The "creative" game, an application of operant conditioning, was first developed with dolphins at Sea Life Park in Hawaii. This procedure for teaching animals to invent new behaviors was reported in a study funded by the Office of Naval Research. (See "The creative porpoise: Training for novel behavior," Karen Pryor, Richard Haig, and Joseph O'Reilly, Journal of the Experimental Analysis of Behavior 1969, 12:653-661.)
From Mara Windstar: I have been clicker training my service dog "Freely," a golden retriever, for about one year. While we were coming home from a walk last week, a white cat whose house we pass daily lept at me and grabbed onto my side... CLAWS EXTENDED! It was terrifying.. I looked at the cat for an instant and it screamed and showed its pointy teeth--and that was it for me! I looked away immediately! I was trying not to panic... Freely started barking and lunging but he was not trying to attack the cat back. Fortunately the owner saw and heard the commotion and came running over and screamed to the cat and it lept off me.
From Carolann D'Agostino: I train with my lively cocker in agility under wonderful instructors using your clicker training methods. I am shortly going to attend my 1st tracking seminar. I have read a beginner's tracking book. In your book Clicker Training for Dogs you say clickers can be incorporated into tracking training. Since I am olfactorally challenged by dog standards could you give some insight how I can start with clicker training in tracking? I don't want to be reinforcing the dog for following the wrong scent and thus off the laid track. I understand that tracking training is different than training in obedience in this regard.

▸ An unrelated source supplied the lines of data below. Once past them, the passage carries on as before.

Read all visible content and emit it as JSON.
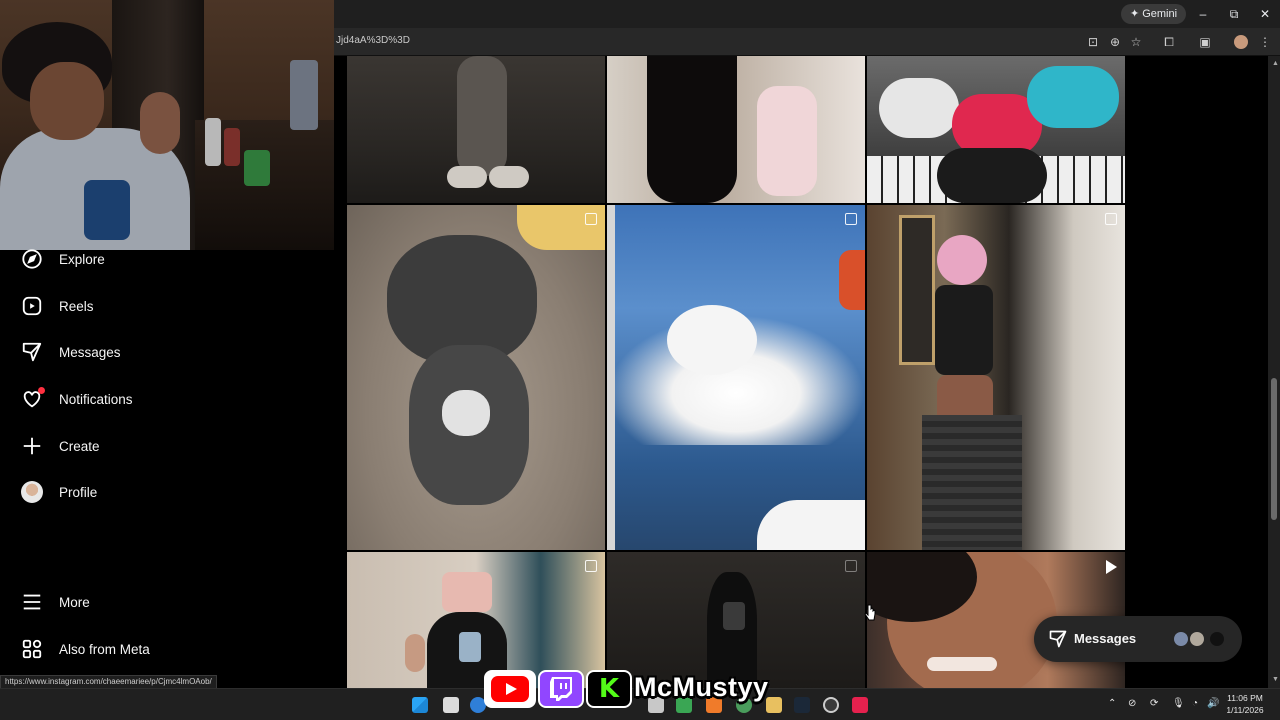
{
  "browser": {
    "gemini_label": "Gemini",
    "address_text": "Jjd4aA%3D%3D",
    "status_url": "https://www.instagram.com/chaeemariee/p/Cjmc4lmOAob/"
  },
  "sidebar": {
    "items": [
      {
        "label": "Explore",
        "icon": "compass-icon"
      },
      {
        "label": "Reels",
        "icon": "reels-icon"
      },
      {
        "label": "Messages",
        "icon": "messenger-icon"
      },
      {
        "label": "Notifications",
        "icon": "heart-icon"
      },
      {
        "label": "Create",
        "icon": "plus-icon"
      },
      {
        "label": "Profile",
        "icon": "profile-avatar"
      },
      {
        "label": "More",
        "icon": "menu-icon"
      },
      {
        "label": "Also from Meta",
        "icon": "meta-apps-icon"
      }
    ]
  },
  "feed": {
    "tiles": [
      {
        "subject": "legs-fluffy-slippers"
      },
      {
        "subject": "long-black-hair-pink-top"
      },
      {
        "subject": "game-controllers-keyboard"
      },
      {
        "subject": "grey-terrier-dog",
        "multi": true
      },
      {
        "subject": "airplane-window-clouds",
        "multi": true
      },
      {
        "subject": "mirror-selfie-hallway",
        "multi": true
      },
      {
        "subject": "peace-sign-mirror-selfie",
        "multi": true
      },
      {
        "subject": "dark-mirror-selfie",
        "multi": true
      },
      {
        "subject": "close-up-smile",
        "reel": true
      }
    ]
  },
  "messages_pill": {
    "label": "Messages"
  },
  "overlay": {
    "channel_name": "McMustyy"
  },
  "taskbar": {
    "time": "11:06 PM",
    "date": "1/11/2026"
  },
  "colors": {
    "accent_red": "#ff3040",
    "youtube_red": "#ff0000",
    "twitch_purple": "#9146ff",
    "kick_green": "#53fc18"
  }
}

From Deborah Lutz: My cat, Esme, is around two years old. I adopted her at 5 months from Bide-a-Wee Shelter here in NYC. She is a Snowshoe Siamese, so I am told, and has a wide range of 'personality attributes'. She is smart, feisty, vocal,affectionate and energetic!!! and I enjoy her immensely...for the most part. Unfortunately she does bite and nip at me, particularly at my face. She has awakened me often this way. What concerns me most is that she goes for my face without warning even when I am holding her and she appears to be comfortable in my arms. She also takes swipes at me, aiming towards my face if she is angry. She has broken the skin with her teeth and claws but thus far superficially.

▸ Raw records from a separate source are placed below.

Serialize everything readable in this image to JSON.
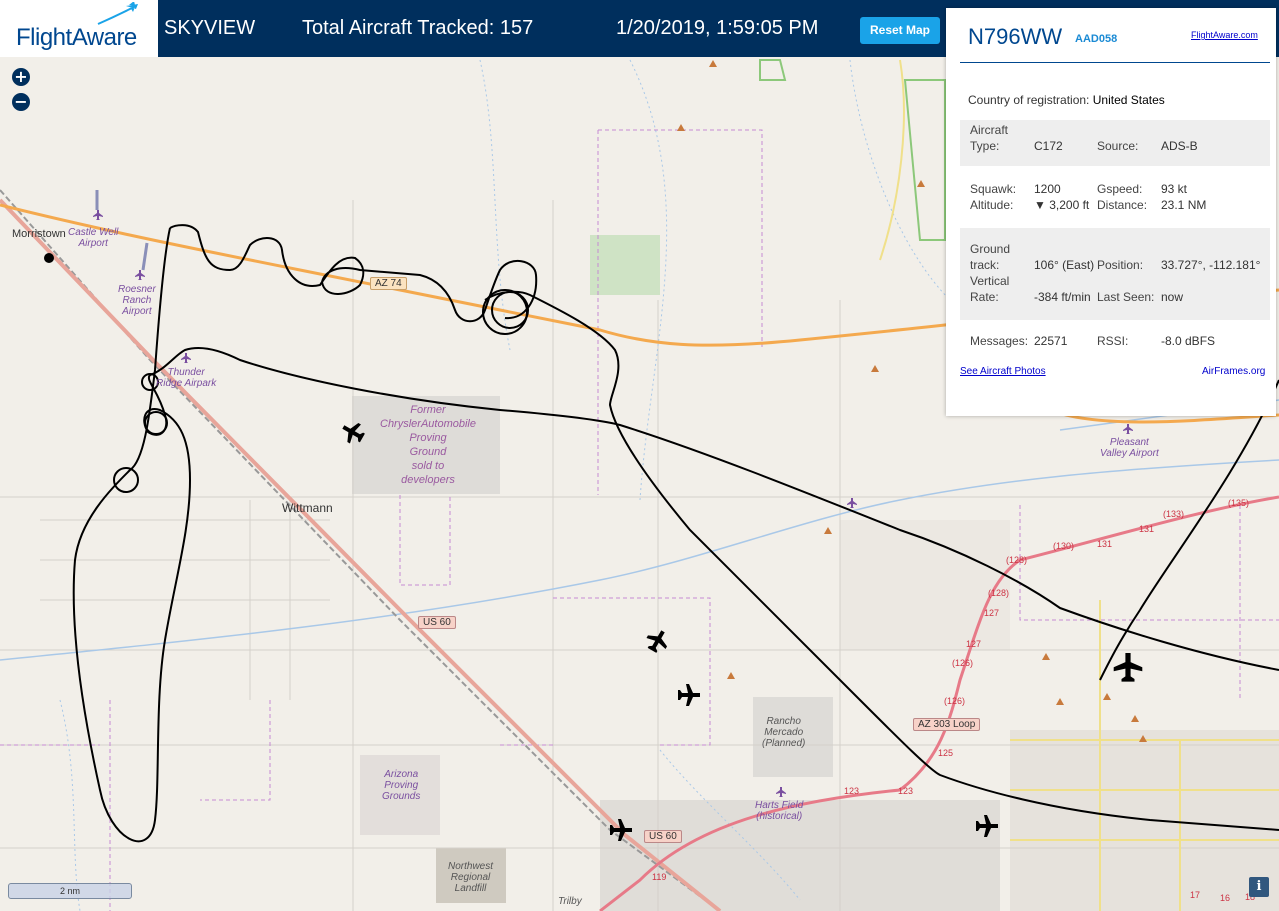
{
  "header": {
    "logo": "FlightAware",
    "skyview": "SKYVIEW",
    "total_aircraft": "Total Aircraft Tracked: 157",
    "datetime": "1/20/2019, 1:59:05 PM",
    "reset_button": "Reset Map"
  },
  "map_controls": {
    "zoom_in": "+",
    "zoom_out": "−",
    "scale": "2 nm",
    "info": "i"
  },
  "map_labels": {
    "morristown": "Morristown",
    "castle_well_1": "Castle Well",
    "castle_well_2": "Airport",
    "roesner_1": "Roesner",
    "roesner_2": "Ranch",
    "roesner_3": "Airport",
    "thunder_1": "Thunder",
    "thunder_2": "Ridge Airpark",
    "chrysler_1": "Former",
    "chrysler_2": "ChryslerAutomobile",
    "chrysler_3": "Proving",
    "chrysler_4": "Ground",
    "chrysler_5": "sold to",
    "chrysler_6": "developers",
    "wittmann": "Wittmann",
    "az74": "AZ 74",
    "us60_a": "US 60",
    "us60_b": "US 60",
    "az303": "AZ 303 Loop",
    "pleasant_1": "Pleasant",
    "pleasant_2": "Valley Airport",
    "rancho_1": "Rancho",
    "rancho_2": "Mercado",
    "rancho_3": "(Planned)",
    "arizona_1": "Arizona",
    "arizona_2": "Proving",
    "arizona_3": "Grounds",
    "harts_1": "Harts Field",
    "harts_2": "(historical)",
    "northwest_1": "Northwest",
    "northwest_2": "Regional",
    "northwest_3": "Landfill",
    "trilby": "Trilby",
    "route_labels": [
      "(135)",
      "(133)",
      "131",
      "131",
      "(130)",
      "(128)",
      "(128)",
      "127",
      "127",
      "(126)",
      "(126)",
      "125",
      "123",
      "123",
      "119",
      "17",
      "16",
      "18"
    ]
  },
  "panel": {
    "registration": "N796WW",
    "callsign": "AAD058",
    "flightaware_link": "FlightAware.com",
    "country_label": "Country of registration:",
    "country_value": "United States",
    "aircraft_type_label_1": "Aircraft",
    "aircraft_type_label_2": "Type:",
    "aircraft_type_value": "C172",
    "source_label": "Source:",
    "source_value": "ADS-B",
    "squawk_label": "Squawk:",
    "squawk_value": "1200",
    "gspeed_label": "Gspeed:",
    "gspeed_value": "93 kt",
    "altitude_label": "Altitude:",
    "altitude_value": "▼ 3,200 ft",
    "distance_label": "Distance:",
    "distance_value": "23.1 NM",
    "ground_track_label_1": "Ground",
    "ground_track_label_2": "track:",
    "ground_track_value": "106° (East)",
    "position_label": "Position:",
    "position_value": "33.727°, -112.181°",
    "vertical_rate_label_1": "Vertical",
    "vertical_rate_label_2": "Rate:",
    "vertical_rate_value": "-384 ft/min",
    "last_seen_label": "Last Seen:",
    "last_seen_value": "now",
    "messages_label": "Messages:",
    "messages_value": "22571",
    "rssi_label": "RSSI:",
    "rssi_value": "-8.0 dBFS",
    "aircraft_photos_link": "See Aircraft Photos",
    "airframes_link": "AirFrames.org"
  },
  "colors": {
    "header_bg": "#002f5d",
    "accent": "#1aa3e8",
    "brand": "#00478f",
    "track": "#000000",
    "highway": "#f4a94e",
    "boundary": "#c58bd4"
  },
  "icons": [
    "plane-icon",
    "airport-icon",
    "peak-icon",
    "zoom-in-icon",
    "zoom-out-icon",
    "info-icon"
  ]
}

From Brian Snarr: I read Don't Shoot the Dog many years ago and became an immediate fan. It has helped tremendously with training and having fun with our two dogs and one cat. I was also very interested in sections that talked about dealing with people. As a teacher, I implemented some positive reward systems in my classroom. It has been great!